* Exercise prompt *
Set down the listing below again, exactly as written.

* Data *

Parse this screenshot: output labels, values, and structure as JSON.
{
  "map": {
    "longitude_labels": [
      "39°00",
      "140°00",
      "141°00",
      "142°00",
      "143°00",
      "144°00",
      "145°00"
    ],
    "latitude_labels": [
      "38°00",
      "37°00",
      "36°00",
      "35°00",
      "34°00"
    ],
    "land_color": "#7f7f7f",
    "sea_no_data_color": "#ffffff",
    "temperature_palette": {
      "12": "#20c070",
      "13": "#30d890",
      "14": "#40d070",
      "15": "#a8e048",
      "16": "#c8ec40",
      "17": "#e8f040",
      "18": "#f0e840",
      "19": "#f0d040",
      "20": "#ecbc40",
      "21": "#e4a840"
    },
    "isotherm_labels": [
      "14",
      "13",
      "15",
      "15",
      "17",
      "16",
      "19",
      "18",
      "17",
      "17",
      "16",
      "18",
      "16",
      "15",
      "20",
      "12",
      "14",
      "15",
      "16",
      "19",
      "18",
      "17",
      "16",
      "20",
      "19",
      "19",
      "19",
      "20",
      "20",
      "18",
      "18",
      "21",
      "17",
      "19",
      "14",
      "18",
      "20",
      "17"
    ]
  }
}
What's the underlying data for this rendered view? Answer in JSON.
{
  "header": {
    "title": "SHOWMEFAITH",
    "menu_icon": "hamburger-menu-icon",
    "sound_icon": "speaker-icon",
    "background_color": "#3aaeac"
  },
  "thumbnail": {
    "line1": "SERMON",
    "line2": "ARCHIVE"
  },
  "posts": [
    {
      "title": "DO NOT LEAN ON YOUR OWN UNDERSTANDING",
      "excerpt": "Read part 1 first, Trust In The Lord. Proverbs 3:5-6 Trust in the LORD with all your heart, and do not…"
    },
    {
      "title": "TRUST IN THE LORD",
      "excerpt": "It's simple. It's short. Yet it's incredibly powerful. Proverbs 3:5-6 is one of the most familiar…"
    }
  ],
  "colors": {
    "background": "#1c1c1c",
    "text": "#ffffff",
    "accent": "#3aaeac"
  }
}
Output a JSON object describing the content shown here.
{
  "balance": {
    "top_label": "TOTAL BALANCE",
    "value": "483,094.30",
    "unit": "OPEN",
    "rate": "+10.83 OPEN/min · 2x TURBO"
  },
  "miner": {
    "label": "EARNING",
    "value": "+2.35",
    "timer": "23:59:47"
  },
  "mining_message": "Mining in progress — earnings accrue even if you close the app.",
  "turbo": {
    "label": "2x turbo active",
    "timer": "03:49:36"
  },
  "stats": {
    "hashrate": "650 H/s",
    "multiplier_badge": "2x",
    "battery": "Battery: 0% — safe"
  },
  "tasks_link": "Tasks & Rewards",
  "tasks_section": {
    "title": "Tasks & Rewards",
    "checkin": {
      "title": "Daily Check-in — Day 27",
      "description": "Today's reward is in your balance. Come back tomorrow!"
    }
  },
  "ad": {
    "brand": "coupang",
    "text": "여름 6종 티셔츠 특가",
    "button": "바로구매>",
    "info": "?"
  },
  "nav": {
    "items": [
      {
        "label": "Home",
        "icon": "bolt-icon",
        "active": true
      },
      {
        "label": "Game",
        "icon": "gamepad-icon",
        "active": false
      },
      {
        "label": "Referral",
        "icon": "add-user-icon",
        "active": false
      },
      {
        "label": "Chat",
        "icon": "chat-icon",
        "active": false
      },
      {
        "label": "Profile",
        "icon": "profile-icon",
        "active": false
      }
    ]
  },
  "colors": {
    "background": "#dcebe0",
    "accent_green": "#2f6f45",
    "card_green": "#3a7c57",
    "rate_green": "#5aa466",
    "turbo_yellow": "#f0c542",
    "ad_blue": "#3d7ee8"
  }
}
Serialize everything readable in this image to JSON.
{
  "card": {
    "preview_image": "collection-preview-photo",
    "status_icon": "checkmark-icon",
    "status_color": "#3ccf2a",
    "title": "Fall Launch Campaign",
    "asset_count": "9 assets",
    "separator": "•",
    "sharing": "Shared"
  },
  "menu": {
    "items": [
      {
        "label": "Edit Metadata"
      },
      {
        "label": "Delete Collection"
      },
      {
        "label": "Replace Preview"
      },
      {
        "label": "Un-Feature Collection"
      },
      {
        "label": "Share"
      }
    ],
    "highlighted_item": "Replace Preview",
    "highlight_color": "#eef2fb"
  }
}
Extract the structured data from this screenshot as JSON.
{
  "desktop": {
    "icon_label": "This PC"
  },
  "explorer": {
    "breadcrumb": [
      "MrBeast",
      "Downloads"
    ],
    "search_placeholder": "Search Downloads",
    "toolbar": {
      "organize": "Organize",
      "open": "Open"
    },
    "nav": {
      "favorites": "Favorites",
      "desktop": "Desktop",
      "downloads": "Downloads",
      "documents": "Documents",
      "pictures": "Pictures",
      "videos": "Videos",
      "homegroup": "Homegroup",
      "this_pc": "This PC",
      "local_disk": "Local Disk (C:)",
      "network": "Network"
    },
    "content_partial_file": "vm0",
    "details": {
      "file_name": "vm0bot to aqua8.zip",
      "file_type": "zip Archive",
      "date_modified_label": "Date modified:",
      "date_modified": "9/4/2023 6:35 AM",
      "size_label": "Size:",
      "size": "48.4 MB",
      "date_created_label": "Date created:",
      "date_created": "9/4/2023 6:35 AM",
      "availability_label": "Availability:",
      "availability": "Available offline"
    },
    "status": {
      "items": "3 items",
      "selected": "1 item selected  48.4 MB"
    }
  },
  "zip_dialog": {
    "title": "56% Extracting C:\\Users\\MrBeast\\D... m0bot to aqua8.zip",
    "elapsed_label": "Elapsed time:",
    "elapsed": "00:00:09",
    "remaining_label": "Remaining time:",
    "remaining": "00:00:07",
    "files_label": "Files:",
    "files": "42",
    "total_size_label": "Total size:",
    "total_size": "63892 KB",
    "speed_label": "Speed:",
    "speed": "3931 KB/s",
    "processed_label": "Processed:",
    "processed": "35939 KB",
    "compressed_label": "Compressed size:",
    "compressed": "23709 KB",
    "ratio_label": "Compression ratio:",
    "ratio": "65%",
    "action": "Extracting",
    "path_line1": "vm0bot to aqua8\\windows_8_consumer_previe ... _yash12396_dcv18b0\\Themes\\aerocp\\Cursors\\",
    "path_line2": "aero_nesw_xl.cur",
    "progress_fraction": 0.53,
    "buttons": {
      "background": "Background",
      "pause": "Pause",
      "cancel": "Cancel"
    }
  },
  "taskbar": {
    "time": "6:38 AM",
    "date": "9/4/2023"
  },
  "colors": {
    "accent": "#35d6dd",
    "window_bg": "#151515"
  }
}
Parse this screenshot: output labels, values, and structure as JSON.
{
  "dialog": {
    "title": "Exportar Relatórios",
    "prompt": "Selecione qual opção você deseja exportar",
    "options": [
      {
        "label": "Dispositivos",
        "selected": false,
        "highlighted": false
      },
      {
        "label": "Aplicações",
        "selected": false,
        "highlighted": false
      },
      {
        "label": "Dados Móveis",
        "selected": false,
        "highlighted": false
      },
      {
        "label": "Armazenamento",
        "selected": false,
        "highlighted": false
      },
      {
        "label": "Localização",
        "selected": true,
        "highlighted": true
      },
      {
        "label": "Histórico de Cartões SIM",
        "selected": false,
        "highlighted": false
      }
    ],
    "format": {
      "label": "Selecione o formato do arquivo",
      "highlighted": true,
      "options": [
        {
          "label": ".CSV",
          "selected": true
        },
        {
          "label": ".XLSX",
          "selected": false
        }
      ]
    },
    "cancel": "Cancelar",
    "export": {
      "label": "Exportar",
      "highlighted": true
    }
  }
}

* Task result *
Parse this screenshot: output labels, values, and structure as JSON.
{
  "map": {
    "longitude_labels": [
      "39°00",
      "140°00",
      "141°00",
      "142°00",
      "143°00",
      "144°00",
      "145°00"
    ],
    "latitude_labels": [
      "38°00",
      "37°00",
      "36°00",
      "35°00",
      "34°00"
    ],
    "land_color": "#7f7f7f",
    "sea_no_data_color": "#ffffff",
    "temperature_palette": {
      "12": "#20c070",
      "13": "#30d890",
      "14": "#40d070",
      "15": "#a8e048",
      "16": "#c8ec40",
      "17": "#e8f040",
      "18": "#f0e840",
      "19": "#f0d040",
      "20": "#ecbc40",
      "21": "#e4a840"
    },
    "isotherm_labels": [
      "14",
      "13",
      "15",
      "15",
      "17",
      "16",
      "19",
      "18",
      "17",
      "17",
      "16",
      "18",
      "16",
      "15",
      "20",
      "12",
      "14",
      "15",
      "16",
      "19",
      "18",
      "17",
      "16",
      "20",
      "19",
      "19",
      "19",
      "20",
      "20",
      "18",
      "18",
      "21",
      "17",
      "19",
      "14",
      "18",
      "20",
      "17"
    ]
  }
}
What's the underlying data for this rendered view? Answer in JSON.
{
  "header": {
    "title": "SHOWMEFAITH",
    "menu_icon": "hamburger-menu-icon",
    "sound_icon": "speaker-icon",
    "background_color": "#3aaeac"
  },
  "thumbnail": {
    "line1": "SERMON",
    "line2": "ARCHIVE"
  },
  "posts": [
    {
      "title": "DO NOT LEAN ON YOUR OWN UNDERSTANDING",
      "excerpt": "Read part 1 first, Trust In The Lord. Proverbs 3:5-6 Trust in the LORD with all your heart, and do not…"
    },
    {
      "title": "TRUST IN THE LORD",
      "excerpt": "It's simple. It's short. Yet it's incredibly powerful. Proverbs 3:5-6 is one of the most familiar…"
    }
  ],
  "colors": {
    "background": "#1c1c1c",
    "text": "#ffffff",
    "accent": "#3aaeac"
  }
}
Output a JSON object describing the content shown here.
{
  "balance": {
    "top_label": "TOTAL BALANCE",
    "value": "483,094.30",
    "unit": "OPEN",
    "rate": "+10.83 OPEN/min · 2x TURBO"
  },
  "miner": {
    "label": "EARNING",
    "value": "+2.35",
    "timer": "23:59:47"
  },
  "mining_message": "Mining in progress — earnings accrue even if you close the app.",
  "turbo": {
    "label": "2x turbo active",
    "timer": "03:49:36"
  },
  "stats": {
    "hashrate": "650 H/s",
    "multiplier_badge": "2x",
    "battery": "Battery: 0% — safe"
  },
  "tasks_link": "Tasks & Rewards",
  "tasks_section": {
    "title": "Tasks & Rewards",
    "checkin": {
      "title": "Daily Check-in — Day 27",
      "description": "Today's reward is in your balance. Come back tomorrow!"
    }
  },
  "ad": {
    "brand": "coupang",
    "text": "여름 6종 티셔츠 특가",
    "button": "바로구매>",
    "info": "?"
  },
  "nav": {
    "items": [
      {
        "label": "Home",
        "icon": "bolt-icon",
        "active": true
      },
      {
        "label": "Game",
        "icon": "gamepad-icon",
        "active": false
      },
      {
        "label": "Referral",
        "icon": "add-user-icon",
        "active": false
      },
      {
        "label": "Chat",
        "icon": "chat-icon",
        "active": false
      },
      {
        "label": "Profile",
        "icon": "profile-icon",
        "active": false
      }
    ]
  },
  "colors": {
    "background": "#dcebe0",
    "accent_green": "#2f6f45",
    "card_green": "#3a7c57",
    "rate_green": "#5aa466",
    "turbo_yellow": "#f0c542",
    "ad_blue": "#3d7ee8"
  }
}
Serialize everything readable in this image to JSON.
{
  "card": {
    "preview_image": "collection-preview-photo",
    "status_icon": "checkmark-icon",
    "status_color": "#3ccf2a",
    "title": "Fall Launch Campaign",
    "asset_count": "9 assets",
    "separator": "•",
    "sharing": "Shared"
  },
  "menu": {
    "items": [
      {
        "label": "Edit Metadata"
      },
      {
        "label": "Delete Collection"
      },
      {
        "label": "Replace Preview"
      },
      {
        "label": "Un-Feature Collection"
      },
      {
        "label": "Share"
      }
    ],
    "highlighted_item": "Replace Preview",
    "highlight_color": "#eef2fb"
  }
}
Extract the structured data from this screenshot as JSON.
{
  "desktop": {
    "icon_label": "This PC"
  },
  "explorer": {
    "breadcrumb": [
      "MrBeast",
      "Downloads"
    ],
    "search_placeholder": "Search Downloads",
    "toolbar": {
      "organize": "Organize",
      "open": "Open"
    },
    "nav": {
      "favorites": "Favorites",
      "desktop": "Desktop",
      "downloads": "Downloads",
      "documents": "Documents",
      "pictures": "Pictures",
      "videos": "Videos",
      "homegroup": "Homegroup",
      "this_pc": "This PC",
      "local_disk": "Local Disk (C:)",
      "network": "Network"
    },
    "content_partial_file": "vm0",
    "details": {
      "file_name": "vm0bot to aqua8.zip",
      "file_type": "zip Archive",
      "date_modified_label": "Date modified:",
      "date_modified": "9/4/2023 6:35 AM",
      "size_label": "Size:",
      "size": "48.4 MB",
      "date_created_label": "Date created:",
      "date_created": "9/4/2023 6:35 AM",
      "availability_label": "Availability:",
      "availability": "Available offline"
    },
    "status": {
      "items": "3 items",
      "selected": "1 item selected  48.4 MB"
    }
  },
  "zip_dialog": {
    "title": "56% Extracting C:\\Users\\MrBeast\\D... m0bot to aqua8.zip",
    "elapsed_label": "Elapsed time:",
    "elapsed": "00:00:09",
    "remaining_label": "Remaining time:",
    "remaining": "00:00:07",
    "files_label": "Files:",
    "files": "42",
    "total_size_label": "Total size:",
    "total_size": "63892 KB",
    "speed_label": "Speed:",
    "speed": "3931 KB/s",
    "processed_label": "Processed:",
    "processed": "35939 KB",
    "compressed_label": "Compressed size:",
    "compressed": "23709 KB",
    "ratio_label": "Compression ratio:",
    "ratio": "65%",
    "action": "Extracting",
    "path_line1": "vm0bot to aqua8\\windows_8_consumer_previe ... _yash12396_dcv18b0\\Themes\\aerocp\\Cursors\\",
    "path_line2": "aero_nesw_xl.cur",
    "progress_fraction": 0.53,
    "buttons": {
      "background": "Background",
      "pause": "Pause",
      "cancel": "Cancel"
    }
  },
  "taskbar": {
    "time": "6:38 AM",
    "date": "9/4/2023"
  },
  "colors": {
    "accent": "#35d6dd",
    "window_bg": "#151515"
  }
}
Parse this screenshot: output labels, values, and structure as JSON.
{
  "dialog": {
    "title": "Exportar Relatórios",
    "prompt": "Selecione qual opção você deseja exportar",
    "options": [
      {
        "label": "Dispositivos",
        "selected": false,
        "highlighted": false
      },
      {
        "label": "Aplicações",
        "selected": false,
        "highlighted": false
      },
      {
        "label": "Dados Móveis",
        "selected": false,
        "highlighted": false
      },
      {
        "label": "Armazenamento",
        "selected": false,
        "highlighted": false
      },
      {
        "label": "Localização",
        "selected": true,
        "highlighted": true
      },
      {
        "label": "Histórico de Cartões SIM",
        "selected": false,
        "highlighted": false
      }
    ],
    "format": {
      "label": "Selecione o formato do arquivo",
      "highlighted": true,
      "options": [
        {
          "label": ".CSV",
          "selected": true
        },
        {
          "label": ".XLSX",
          "selected": false
        }
      ]
    },
    "cancel": "Cancelar",
    "export": {
      "label": "Exportar",
      "highlighted": true
    }
  }
}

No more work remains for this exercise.